Proving the increase in longevity of humans simply takes too long.
“You don’t want to go to the FDA and say we extend life by 20 years,” explained Church. “They’d say, ‘Great, come back in 20 years with the data.’”
Rejuvenate will first try to stop fatal heart ailments common in spaniels and Doberman pinschers, amassing evidence that the concepts can work in humans too.
Church says the ultimate objective is to “have the body and mind of a 22-year-old but the experience of a 130-year-old.”
The efforts are reportedly getting the attention of Silicon Valley billionaires like PayPal creator Peter Thiel. The boasts have included lines like this: One day we’ll be able to control the biological clock and keep you whatever age you want.
The new company has been contacting dog breeders, ethicists, and veterinarians with its ideas for restoring youth and extending “maximal life span,” according to its documents. The strategy is to gain a foothold in the pet market – where Americans already lavish $20 billion a year on vet bills – “before moving on to humans.”
Not everyone is so gung-ho.
Life-extension treatments based on genetic modification could also bring unexpected side effects, according to Matt Kaeberlein, a University of Washington researcher involved in a study called the Dog Aging Project, who has been testing whether a drug called rapamycin causes dogs to live longer.
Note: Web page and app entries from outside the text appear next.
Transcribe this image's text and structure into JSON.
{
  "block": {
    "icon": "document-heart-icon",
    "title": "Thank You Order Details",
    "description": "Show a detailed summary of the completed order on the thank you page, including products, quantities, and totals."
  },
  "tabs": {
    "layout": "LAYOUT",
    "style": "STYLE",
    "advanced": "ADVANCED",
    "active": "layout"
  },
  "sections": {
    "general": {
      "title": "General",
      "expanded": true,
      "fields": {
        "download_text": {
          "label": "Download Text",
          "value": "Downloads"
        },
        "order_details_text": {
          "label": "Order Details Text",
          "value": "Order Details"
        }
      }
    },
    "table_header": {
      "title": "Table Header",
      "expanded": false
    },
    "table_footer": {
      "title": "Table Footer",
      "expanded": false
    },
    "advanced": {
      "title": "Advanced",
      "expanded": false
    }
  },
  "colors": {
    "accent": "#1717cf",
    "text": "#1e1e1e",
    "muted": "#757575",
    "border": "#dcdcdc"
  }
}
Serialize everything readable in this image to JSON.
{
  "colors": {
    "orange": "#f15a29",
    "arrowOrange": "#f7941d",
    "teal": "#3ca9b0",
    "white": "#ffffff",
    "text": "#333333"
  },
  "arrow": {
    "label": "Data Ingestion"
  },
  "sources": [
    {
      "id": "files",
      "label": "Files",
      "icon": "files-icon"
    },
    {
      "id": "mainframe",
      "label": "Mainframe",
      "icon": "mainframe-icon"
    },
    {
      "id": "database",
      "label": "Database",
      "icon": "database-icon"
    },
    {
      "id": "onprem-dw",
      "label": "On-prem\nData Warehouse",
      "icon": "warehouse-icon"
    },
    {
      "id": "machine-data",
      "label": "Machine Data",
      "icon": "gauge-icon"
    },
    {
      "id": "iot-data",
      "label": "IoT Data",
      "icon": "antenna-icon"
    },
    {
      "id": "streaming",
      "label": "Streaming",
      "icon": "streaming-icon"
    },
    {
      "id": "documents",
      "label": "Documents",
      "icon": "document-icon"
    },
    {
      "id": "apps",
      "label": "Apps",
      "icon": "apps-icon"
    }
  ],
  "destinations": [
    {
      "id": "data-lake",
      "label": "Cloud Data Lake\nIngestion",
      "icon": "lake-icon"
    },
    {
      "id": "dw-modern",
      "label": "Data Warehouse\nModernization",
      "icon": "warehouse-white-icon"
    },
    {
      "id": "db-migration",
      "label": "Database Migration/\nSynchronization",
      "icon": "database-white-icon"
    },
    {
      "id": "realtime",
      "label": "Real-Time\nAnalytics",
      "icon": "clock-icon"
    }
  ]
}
“The idea that we can genetically engineer lab animals to have longer life span has been validated. But there are concerns about bringing it out of the lab,” Kaeberlein says. “There are trade-offs.” Changing a gene that damages the heart could have other effects on dogs, perhaps making them less healthy in other ways. “And when you do these genetic modifications, there are many cases where it doesn’t work as you intend,” he adds. “What do you do with the dogs in which the treatment fails?”